It took challenges such as these before I realised the benefits of learning more about the family issues in the family business, as well as what I needed in order to lead a family-owned firm. So, in the autumn of 1999, enrolment in Next Generation Leadership Institute (NGLI) at Loyola University Chicago became a condition of my continued employment at Edward Don and Company. This leadership programme was popular amongst many of my family members because it is one of the few programmes of its kind that addresses the development of leadership capabilities while attending to a family business successor's specific needs.
Now looking back on my time at NGLI, I can say that there were five things that I learned about the succession process that made my transition in leadership a success.
The first was communication. Communication is one of the most important components to successful transitions. This is not to say that communication was something our family practiced consistently. Email, after all, is not the best form of communication when it comes to resolving family or business conflicts. But one of the best ways our family communicated was through family meetings. Families seem to avoid the confrontation associated with family meetings because of the risks associated in filling the agenda with emotion-laden familial issues. Although the first few meetings can admittedly be rocky, regular scheduled communication is important to maintaining consistent views across the family that will perpetuate the business over time. Communication guidelines and ground rules, such as when to give feedback, can also help and are important tools to making these family meetings successful.
The power of peers
I also learnt about peer groups. Through Loyola's NGLI, I was able to reflect on my experiences as a leader and family member in small peer groups, where we explored a myriad of family business subjects of mutual interest. Having others to talk to who can share the same experiences is very important – after all, it can be lonely at the top.
The third was mentors. Sometimes it can be hard to find someone within your own family company to mentor you. While, in theory, obtaining a formal mentor is most beneficial, one can be extremely difficult to find. Fortunately, I had the opportunity to be mentored informally by several individuals in the industry who I still maintain contact with on a regular basis.
Then there was the '360 degree feedback' survey. This is probably one of the only ways to obtain honest feedback about yourself, your skills, and your leadership abilities from non-family members. The fifth thing I learnt about the succession process was support from a partner or spouse and family. Having the support of your loved ones is of utmost importance. It's not easy being a successor. There will be many tough days.
The challenges that our family business had in transferring leadership to the next generation surrounded trust, leadership, and family – not issues I could have learned to solve in business school. For me, the Next Generation Leadership Institute at Loyola really helped our family get through this process. Investing in a programme, such as NGLI, is bound to produce lucrative returns. After all, you wouldn't hesitate spending US$50,000-100,000 on new equipment or new machinery. So why wouldn't you devote considerably less money to succession planning and to intellectual capital?
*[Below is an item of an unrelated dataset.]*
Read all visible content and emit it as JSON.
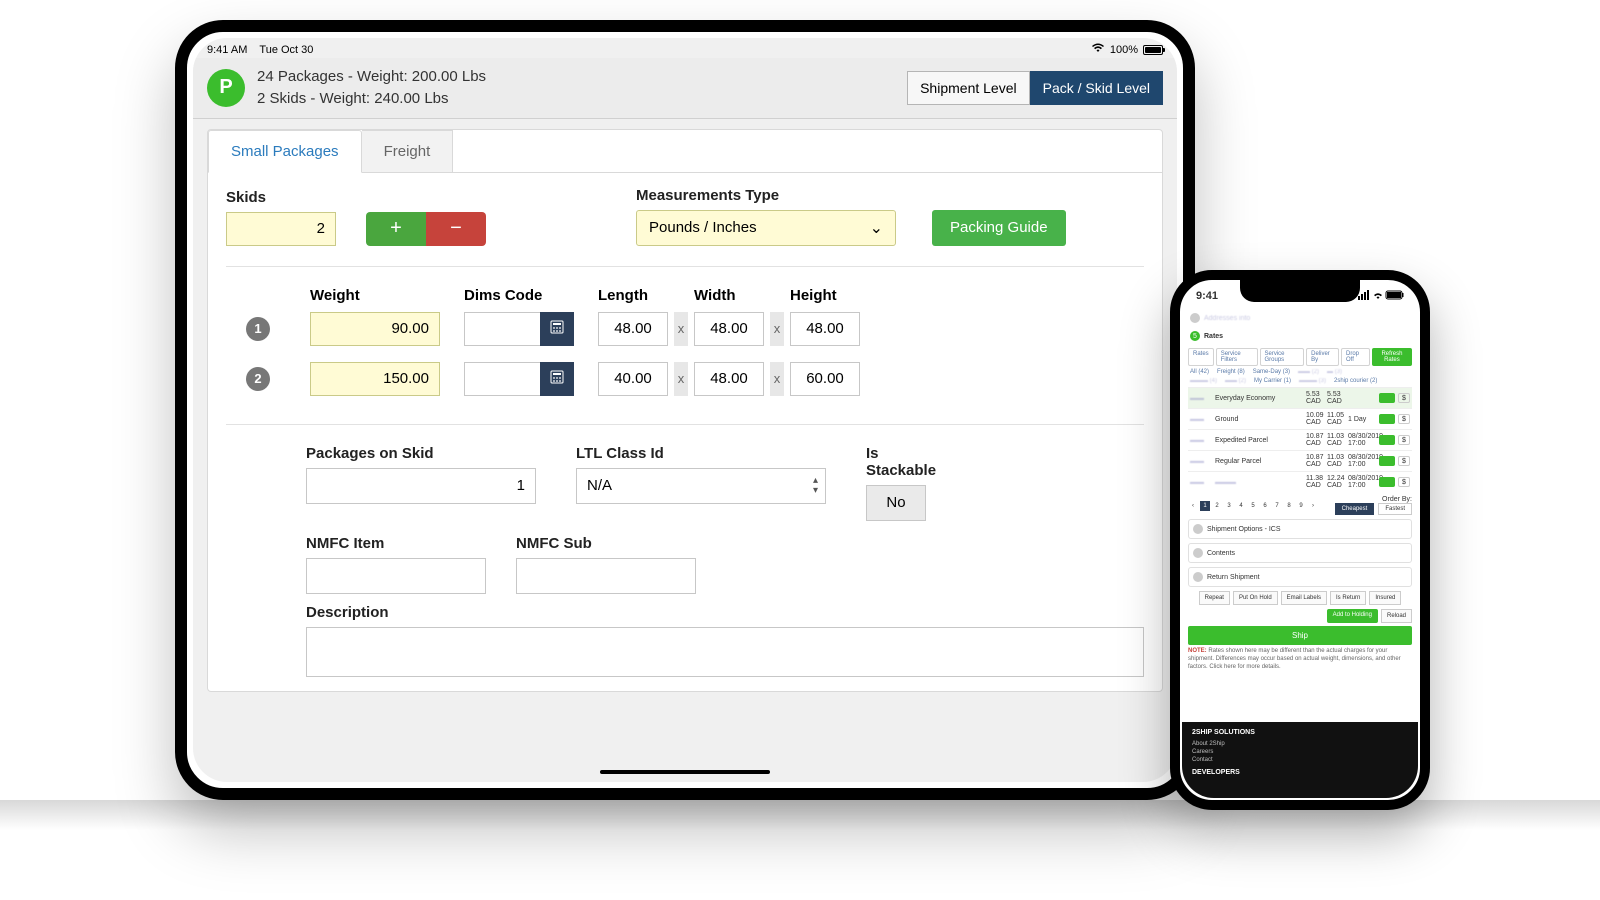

If I were to sum up the keys to succession in one sentence I would re-phrase an oft-quoted phase on success: "Success is a journey not a destination." However, when it comes down to the succession of leadership in a family business, I would state: Succession is a destination; it's the journey that is difficult and full of obstacles, which can be overcome with a little bit of planning and a whole lot of communication.